Anxiety is one of the most common mental health conditions experienced by children but it can be a difficult topic to discuss with someone who is too young to put their feelings in to words. This book uses the metaphor of a monster, albeit a friendly yellow one, to help kids understand.
At the start of the story a young boy introduces his monster and explains that it has been around for as long as he can remember. It’s large, loud and bossy, and it often gets in his way when he’s trying to enjoy himself. When his parents are around the monster hides so he doesn’t feel like he can talk to them about it, but he really wishes it would go away.
One day it all becomes too much and he opens his heart to his grandmother. In tears, he tells her all about the intolerable monster and how it just won’t leave him alone – but as he talks, something special happens. The monster starts to shrink! As the words tumble from his mouth the monster gets smaller and smaller until eventually he can pick it up and pop it in his pocket. Although he knows the monster will always be there, the little boy now knows that he is in control rather than the other way around.
I love a book which isn’t afraid to ask the big questions, and this book asks the biggest of them all – why on earth are there so many books about bears? The rather genius story brings together some of the greatest animal minds in the world to try and come up with an answer.
The ‘summit’ takes place in the hallowed hall at Mollusc College in Oxford and is attended by William Snakespeare (a snake), Albert Swinestein (a pig), some PhDs (porcupines, hedgehogs and dragons with spines), Newton (a newt), Mary Shelley (a snail) and Trevor (an unassuming little mouse).

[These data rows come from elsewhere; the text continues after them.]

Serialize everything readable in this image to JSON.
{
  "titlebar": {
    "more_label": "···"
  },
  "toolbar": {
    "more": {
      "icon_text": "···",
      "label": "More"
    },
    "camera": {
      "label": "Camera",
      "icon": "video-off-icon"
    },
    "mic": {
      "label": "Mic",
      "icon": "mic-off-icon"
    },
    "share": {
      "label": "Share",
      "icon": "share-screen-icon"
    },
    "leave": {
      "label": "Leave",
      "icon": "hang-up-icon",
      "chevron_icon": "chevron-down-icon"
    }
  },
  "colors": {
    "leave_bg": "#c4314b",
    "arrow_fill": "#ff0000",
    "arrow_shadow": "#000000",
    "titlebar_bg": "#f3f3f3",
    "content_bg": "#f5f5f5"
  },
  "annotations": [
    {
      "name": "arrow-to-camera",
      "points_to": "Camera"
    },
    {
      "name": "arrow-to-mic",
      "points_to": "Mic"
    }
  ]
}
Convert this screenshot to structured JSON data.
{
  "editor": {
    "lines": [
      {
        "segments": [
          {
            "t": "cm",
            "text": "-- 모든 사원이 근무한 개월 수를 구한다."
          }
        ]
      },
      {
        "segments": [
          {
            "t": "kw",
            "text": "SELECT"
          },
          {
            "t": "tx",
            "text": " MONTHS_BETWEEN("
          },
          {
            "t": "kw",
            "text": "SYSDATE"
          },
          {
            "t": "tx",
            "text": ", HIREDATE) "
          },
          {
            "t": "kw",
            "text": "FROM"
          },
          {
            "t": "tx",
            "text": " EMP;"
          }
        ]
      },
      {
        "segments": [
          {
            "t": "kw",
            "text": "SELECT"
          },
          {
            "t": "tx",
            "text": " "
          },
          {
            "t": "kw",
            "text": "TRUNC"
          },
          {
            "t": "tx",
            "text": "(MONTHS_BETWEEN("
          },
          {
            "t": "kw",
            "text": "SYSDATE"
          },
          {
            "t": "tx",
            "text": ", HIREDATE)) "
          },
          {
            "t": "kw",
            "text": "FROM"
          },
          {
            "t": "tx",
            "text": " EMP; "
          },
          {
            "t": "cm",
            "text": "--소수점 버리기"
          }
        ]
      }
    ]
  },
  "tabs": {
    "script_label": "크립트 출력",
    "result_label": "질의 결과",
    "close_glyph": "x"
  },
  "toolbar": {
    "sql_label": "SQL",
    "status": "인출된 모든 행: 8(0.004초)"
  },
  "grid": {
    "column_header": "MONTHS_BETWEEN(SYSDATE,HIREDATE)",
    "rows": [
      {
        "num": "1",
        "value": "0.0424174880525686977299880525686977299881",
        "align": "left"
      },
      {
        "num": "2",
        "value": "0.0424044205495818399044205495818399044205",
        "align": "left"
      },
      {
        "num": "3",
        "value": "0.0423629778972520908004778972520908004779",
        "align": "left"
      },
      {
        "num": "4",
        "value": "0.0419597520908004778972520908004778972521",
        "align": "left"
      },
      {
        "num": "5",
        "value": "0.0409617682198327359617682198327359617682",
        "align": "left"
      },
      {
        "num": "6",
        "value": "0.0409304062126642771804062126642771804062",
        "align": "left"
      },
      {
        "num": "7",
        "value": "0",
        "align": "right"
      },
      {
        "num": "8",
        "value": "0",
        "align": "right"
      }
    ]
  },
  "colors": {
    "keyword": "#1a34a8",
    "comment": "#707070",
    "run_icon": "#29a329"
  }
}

Many theories are put forward. Is it because ‘bear’ rhymes with so many good words? Is it because bears come in a handy variety of sizes? Or could it be because, with clothes on, bears look a lot like people?